The last F-117 Black Jets officially retired from active service on Apr. 22, 2008. But some Nighthawks have continued to fly.
On Apr. 22, the U.S. Air Force posted an interesting article on their website titled “Remembering the F-117 Nighthawk”. The story commemorates the 10th anniversary of the retirement of the “Black Jet”, the world’s first and most famous operational stealth combat jet, that took place at Palmdale, California, where Lockheed Martin staff said farewells to the last four-ship formation coming from Holloman Air Force Base, New Mexico, led by (Ret.) Col. Jack Forsythe.
Indeed, the iconic jet was retired after little more than 25 years of service, on Apr. 22, 2008, even though the official retirement from the active service did not translate into the end of flying activities for the F-117: flights of the Black Jets over Nevada were reported or documented every now and then past the official retirement in 2008 and in 2014, we published the first images that proved that some stealth planes were still operating out of Tonopah Test Range. It later emerged that the aircraft was being maintained and kept in a “Type 1000” storage to be occasionally flown at Tonopah Test Range until the National Defense Authorization Act of 2017, ordered the USAF to “demilitarize the aircraft” i.e. to retire the fleet permanently, once and for all, one in 2017 and the rest at a rate of four F-117s every year. In fact, on Nov. 13, 2017 an F-117 Nighthawk was spotted on a trailer on US-95, south of Creech AFB, in southern Nevada, most probably heading to the boneyard, to be scrapped or prepared for a museum whilst on the following day, Nov. 14, 2017, another F-117, chased by a two-seater F-16, was spotted flying north of Rachel, Nevada.
Anyway, it’s interesting to note that the presence of a small fleet of Nighthawks is never officially mentioned in USAF public releases.
According to our friend Tyler Rogoway at The War Zone the aircraft are flown by Lockheed Martin contractors and this might explain the lack of official references to the aircraft still flying today.
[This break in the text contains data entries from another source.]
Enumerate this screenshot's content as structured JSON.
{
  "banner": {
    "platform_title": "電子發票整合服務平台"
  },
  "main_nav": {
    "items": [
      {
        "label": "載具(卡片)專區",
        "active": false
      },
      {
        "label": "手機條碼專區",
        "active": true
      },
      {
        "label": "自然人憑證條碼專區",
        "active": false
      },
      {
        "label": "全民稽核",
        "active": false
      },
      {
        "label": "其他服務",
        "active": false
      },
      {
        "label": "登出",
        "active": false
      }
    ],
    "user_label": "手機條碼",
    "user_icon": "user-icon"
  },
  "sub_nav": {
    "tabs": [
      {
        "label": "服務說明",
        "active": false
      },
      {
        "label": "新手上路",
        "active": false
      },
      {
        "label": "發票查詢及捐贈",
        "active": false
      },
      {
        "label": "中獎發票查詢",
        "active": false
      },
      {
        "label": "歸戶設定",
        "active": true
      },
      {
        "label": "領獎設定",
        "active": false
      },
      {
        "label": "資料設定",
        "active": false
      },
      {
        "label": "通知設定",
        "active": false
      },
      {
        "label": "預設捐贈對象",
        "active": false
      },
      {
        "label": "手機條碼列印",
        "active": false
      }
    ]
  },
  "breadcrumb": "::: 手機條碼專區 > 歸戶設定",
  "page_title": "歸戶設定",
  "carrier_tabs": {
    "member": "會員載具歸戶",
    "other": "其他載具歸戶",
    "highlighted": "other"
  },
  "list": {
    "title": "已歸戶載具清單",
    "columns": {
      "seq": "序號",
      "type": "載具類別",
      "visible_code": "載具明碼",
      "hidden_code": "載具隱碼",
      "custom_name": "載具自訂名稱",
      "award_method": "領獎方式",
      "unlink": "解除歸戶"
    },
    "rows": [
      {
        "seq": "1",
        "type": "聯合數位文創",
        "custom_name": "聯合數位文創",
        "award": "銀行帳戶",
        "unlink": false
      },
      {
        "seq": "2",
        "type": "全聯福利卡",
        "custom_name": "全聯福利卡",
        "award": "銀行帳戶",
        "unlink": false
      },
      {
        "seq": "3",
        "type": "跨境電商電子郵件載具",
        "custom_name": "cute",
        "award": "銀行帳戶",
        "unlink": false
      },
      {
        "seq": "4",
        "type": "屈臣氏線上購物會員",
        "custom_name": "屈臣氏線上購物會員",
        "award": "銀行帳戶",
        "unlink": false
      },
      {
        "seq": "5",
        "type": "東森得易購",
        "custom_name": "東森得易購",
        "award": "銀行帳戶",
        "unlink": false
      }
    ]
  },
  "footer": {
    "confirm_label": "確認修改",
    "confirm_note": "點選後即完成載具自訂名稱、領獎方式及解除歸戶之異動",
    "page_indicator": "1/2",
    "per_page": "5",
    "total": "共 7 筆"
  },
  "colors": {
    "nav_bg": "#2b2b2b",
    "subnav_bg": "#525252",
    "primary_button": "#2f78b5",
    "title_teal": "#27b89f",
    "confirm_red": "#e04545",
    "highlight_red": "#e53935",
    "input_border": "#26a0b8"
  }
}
Here’s the full text published by the flying branch along with the photos you can find in this story. It includes some interesting details about the legendary plane:
It’s been 10 years since the F-117 Nighthawk retired, an aircraft so secret Nevada folklore labeled it a UFO.
The Nighthawk pilots were known by the call sign “Bandit,” each earning their number with their first solo flight. Some of the maintainers were also given a call sign, said Wayne Paddock, a former F-117 maintainer currently stationed at Holloman Air Force Base, New Mexico.
“The people who maintained the coatings on the aircraft, radar absorbent material were classified as material application and repair specialists (MARS). MARS morphed into Martians,” Paddock said “MARS was a shred out from the structural repair/corrosion control career field.”
The technology for the F-117 was developed in the 1970s as a capability for attacking high value targets without being detected by enemy radar. It had up to 5,000 pounds of assorted internal stores, two engines and could travel up to 684 mph.
It was the first airplane designed and built as a low-observable, stable and therefore precise platform, said Yancy Mailes, director of the history and museums program for Air Force Materiel Command at Wright-Patterson AFB, Ohio, and a former F-117 maintainer.
“It was the marriage of the GBU-27 to the F-117 that had a laser designator in its nose that made it such a precise, deadly platform,” Mailes said. “It was best demonstrated during Operation Desert Storm when pilots snuck into Iraq and dropped weapons down the elevator shaft of a central communications building in Iraq.”
The first Nighthawk flew June 18, 1981, and the original F-117A unit, the 4450th Tactical Group (renamed the 37th Tactical Fighter Wing in October 1989), achieved initial operating capability in October 1983. The Nighthawk originally saw combat during Operation Just Cause in 1989, when two F-117s from the 37th TFW attacked military targets in Panama. The aircraft was also in action during Operation Desert Shield.
Retired Col. Jack Forsythe, remembers being excited when he initially flew a Nighthawk while stationed at Holloman AFB in 1995.
“It was a unique experience,” he said. “It’s probably the same feeling that a lot of our (single seat) F-22 (Raptor) and F-35 (Lightning II) pilots feel today.”
After 25 years of service, the Nighthawk retired April 22, 2008. Forsythe led the four-ship formation to Palmdale, California, where Lockheed Martin staff said their farewells.
“We lowered the bomb doors of each aircraft and people signed their names to the doors,” Forsythe said. “It was really just kind of neat; they had designed it, built it and maintained it for these 25 years, so it really hit home – the industry and Air Force partnership that made the Nighthawk great. I think the four of us were just really struck by that and have some really great memories of that flight.”
The American flag was painted on the entire underside of his F-117 by the maintainers to help celebrate American airpower.
“I think we all recognized that this was something historic,” he said. “We retired an airplane that people still reference today. We really understood that so it was a sentimental flight to say the least. It was a great weapon system, very stable and easy to fly. It’s still a memorable experience.”